What needs to be done -> Go through the entries below and count the lines holding the word "buttons". Reply with only the number, please.

Dataset rows for apps and sites:
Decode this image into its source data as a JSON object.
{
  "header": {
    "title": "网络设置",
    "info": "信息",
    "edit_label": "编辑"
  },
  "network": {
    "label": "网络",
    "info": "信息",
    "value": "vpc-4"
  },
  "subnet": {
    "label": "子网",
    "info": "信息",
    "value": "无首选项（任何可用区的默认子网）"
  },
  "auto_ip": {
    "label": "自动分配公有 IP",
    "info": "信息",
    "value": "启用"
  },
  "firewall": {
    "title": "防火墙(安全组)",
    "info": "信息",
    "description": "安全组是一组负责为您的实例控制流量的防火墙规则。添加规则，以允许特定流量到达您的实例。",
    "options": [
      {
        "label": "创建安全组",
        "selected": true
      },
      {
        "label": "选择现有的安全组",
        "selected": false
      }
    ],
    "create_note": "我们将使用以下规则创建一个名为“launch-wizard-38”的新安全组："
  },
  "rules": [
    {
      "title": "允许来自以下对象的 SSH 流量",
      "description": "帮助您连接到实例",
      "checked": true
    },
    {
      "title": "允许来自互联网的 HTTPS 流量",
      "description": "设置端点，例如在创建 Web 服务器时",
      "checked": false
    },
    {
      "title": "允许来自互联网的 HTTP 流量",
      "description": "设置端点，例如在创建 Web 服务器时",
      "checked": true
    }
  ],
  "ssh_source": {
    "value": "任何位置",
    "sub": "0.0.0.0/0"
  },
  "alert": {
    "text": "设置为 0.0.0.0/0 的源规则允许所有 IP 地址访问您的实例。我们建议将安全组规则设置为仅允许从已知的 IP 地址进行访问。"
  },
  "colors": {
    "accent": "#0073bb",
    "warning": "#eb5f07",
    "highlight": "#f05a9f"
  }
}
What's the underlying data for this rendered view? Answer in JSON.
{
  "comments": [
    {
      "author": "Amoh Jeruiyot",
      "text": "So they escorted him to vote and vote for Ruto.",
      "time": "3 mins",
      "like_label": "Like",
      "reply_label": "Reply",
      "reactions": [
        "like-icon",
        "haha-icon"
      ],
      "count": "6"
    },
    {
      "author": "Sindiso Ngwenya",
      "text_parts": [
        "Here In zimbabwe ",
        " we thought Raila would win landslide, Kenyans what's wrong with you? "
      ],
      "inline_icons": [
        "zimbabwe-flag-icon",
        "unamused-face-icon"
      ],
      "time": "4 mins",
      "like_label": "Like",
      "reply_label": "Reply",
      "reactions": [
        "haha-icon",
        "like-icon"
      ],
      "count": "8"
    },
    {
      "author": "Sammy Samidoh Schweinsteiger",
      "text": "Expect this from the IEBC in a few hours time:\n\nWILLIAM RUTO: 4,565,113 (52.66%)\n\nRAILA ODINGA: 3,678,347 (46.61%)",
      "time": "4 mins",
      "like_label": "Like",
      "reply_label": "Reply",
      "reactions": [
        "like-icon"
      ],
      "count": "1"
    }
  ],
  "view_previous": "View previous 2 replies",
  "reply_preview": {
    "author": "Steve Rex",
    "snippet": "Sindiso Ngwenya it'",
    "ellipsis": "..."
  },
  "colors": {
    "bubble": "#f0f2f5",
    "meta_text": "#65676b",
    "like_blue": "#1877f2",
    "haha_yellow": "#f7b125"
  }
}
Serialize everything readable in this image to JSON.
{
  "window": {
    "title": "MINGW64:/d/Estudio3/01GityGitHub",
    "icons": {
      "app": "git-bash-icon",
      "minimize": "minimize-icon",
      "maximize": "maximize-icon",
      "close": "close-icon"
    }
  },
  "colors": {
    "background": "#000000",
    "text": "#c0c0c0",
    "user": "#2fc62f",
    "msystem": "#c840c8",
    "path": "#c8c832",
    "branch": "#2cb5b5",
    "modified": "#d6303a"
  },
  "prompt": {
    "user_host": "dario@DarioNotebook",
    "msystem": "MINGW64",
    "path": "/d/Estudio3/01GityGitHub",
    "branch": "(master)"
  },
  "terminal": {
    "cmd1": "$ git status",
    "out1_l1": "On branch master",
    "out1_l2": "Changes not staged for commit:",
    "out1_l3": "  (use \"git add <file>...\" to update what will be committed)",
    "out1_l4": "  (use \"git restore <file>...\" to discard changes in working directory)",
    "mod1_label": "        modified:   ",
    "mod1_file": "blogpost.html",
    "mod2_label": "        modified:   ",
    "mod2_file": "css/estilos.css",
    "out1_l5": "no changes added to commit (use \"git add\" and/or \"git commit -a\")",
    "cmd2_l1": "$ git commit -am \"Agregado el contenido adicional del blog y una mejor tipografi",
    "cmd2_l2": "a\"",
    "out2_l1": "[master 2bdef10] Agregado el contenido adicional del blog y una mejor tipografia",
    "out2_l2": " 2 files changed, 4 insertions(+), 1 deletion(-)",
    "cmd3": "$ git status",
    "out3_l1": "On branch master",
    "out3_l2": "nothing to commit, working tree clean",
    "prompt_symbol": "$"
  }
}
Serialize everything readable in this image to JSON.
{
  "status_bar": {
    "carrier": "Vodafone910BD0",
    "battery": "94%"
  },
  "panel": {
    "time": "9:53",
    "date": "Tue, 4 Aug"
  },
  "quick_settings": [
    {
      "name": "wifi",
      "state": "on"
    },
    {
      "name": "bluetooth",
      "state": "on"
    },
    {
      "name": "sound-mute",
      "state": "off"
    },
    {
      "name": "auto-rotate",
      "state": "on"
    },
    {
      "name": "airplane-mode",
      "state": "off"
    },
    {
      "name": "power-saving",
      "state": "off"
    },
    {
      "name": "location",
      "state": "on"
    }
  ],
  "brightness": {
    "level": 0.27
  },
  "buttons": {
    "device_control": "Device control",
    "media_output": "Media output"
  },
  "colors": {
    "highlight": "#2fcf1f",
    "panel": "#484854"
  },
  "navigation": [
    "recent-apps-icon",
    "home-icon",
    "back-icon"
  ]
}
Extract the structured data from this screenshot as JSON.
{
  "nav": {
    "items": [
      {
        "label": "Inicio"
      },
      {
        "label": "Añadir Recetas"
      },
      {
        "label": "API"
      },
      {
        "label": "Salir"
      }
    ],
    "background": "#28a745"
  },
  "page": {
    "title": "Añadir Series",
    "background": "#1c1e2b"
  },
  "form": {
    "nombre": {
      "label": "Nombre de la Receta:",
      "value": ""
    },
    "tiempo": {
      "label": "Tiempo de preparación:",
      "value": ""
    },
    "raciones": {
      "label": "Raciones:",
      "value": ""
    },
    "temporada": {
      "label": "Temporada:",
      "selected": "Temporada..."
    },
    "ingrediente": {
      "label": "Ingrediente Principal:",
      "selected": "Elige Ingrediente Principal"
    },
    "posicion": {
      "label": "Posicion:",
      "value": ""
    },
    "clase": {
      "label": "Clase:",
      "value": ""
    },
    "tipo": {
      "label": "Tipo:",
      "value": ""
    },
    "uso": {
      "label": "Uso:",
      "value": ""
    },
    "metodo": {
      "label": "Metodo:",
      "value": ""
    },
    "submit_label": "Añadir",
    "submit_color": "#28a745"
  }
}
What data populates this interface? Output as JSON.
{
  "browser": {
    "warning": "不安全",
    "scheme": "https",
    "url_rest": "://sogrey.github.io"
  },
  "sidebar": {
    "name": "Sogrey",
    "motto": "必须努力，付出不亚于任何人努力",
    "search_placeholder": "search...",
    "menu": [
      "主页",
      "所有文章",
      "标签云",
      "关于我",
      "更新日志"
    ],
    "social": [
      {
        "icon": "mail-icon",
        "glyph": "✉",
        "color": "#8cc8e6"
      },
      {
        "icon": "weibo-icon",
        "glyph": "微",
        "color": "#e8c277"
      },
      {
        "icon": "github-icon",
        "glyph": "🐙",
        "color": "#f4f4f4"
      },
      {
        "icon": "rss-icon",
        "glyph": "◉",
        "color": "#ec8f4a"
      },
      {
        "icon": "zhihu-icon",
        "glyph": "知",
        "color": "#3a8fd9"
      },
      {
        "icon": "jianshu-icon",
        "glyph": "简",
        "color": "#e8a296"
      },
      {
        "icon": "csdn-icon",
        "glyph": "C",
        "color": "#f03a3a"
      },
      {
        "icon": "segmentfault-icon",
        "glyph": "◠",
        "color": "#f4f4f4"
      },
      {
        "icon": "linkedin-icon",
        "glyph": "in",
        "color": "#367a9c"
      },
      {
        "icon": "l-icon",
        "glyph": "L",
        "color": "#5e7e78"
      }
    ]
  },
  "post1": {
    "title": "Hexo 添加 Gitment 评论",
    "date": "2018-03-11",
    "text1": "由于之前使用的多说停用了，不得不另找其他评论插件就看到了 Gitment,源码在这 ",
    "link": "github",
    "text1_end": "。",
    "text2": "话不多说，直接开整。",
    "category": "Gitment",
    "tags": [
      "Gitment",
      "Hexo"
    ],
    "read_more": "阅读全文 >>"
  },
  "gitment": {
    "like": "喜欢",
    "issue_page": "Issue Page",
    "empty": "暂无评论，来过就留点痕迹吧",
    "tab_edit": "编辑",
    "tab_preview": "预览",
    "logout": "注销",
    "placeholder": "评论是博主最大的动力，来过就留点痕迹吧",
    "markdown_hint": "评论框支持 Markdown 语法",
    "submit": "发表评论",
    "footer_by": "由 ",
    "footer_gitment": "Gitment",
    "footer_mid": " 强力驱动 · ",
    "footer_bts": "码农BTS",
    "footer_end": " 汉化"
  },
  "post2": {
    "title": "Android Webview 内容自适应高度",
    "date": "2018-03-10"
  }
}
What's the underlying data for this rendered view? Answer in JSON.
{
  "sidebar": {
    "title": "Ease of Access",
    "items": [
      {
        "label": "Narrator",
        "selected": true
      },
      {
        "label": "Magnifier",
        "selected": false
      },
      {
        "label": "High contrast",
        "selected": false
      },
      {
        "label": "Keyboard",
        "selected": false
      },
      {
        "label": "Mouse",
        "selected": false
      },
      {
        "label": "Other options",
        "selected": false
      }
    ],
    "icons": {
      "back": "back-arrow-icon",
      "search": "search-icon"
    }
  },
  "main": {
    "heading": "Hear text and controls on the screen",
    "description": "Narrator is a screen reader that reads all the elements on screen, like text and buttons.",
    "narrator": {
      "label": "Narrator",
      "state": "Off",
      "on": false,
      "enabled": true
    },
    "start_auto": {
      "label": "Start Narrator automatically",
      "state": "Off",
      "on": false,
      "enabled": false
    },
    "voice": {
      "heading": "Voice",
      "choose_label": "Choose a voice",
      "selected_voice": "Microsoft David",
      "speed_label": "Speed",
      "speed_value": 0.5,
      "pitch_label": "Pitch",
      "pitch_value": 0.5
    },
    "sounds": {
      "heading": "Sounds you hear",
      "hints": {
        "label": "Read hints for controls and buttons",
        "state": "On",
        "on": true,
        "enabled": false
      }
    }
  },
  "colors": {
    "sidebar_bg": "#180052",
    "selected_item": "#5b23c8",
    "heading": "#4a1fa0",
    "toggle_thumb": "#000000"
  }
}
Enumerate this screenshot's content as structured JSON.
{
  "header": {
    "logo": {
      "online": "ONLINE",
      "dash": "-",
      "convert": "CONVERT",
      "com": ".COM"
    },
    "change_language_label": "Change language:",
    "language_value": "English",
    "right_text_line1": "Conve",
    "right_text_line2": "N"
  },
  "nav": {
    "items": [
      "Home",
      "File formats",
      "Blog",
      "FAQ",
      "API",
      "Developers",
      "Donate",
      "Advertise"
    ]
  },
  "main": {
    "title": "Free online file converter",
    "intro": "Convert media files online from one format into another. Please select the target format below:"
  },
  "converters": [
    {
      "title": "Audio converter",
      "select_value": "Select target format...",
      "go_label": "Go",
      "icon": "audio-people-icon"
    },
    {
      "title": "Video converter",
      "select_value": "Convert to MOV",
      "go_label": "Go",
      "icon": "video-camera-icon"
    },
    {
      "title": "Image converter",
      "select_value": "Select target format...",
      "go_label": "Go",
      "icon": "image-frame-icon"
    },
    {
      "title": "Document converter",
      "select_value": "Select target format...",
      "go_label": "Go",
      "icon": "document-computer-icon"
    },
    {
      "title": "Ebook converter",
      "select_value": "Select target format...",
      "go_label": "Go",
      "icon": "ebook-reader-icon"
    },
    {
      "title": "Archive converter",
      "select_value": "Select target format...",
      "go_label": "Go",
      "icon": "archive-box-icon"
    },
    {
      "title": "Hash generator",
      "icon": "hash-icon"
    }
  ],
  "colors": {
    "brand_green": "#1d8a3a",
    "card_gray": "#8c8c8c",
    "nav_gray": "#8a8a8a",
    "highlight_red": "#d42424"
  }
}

Exercise response -> 3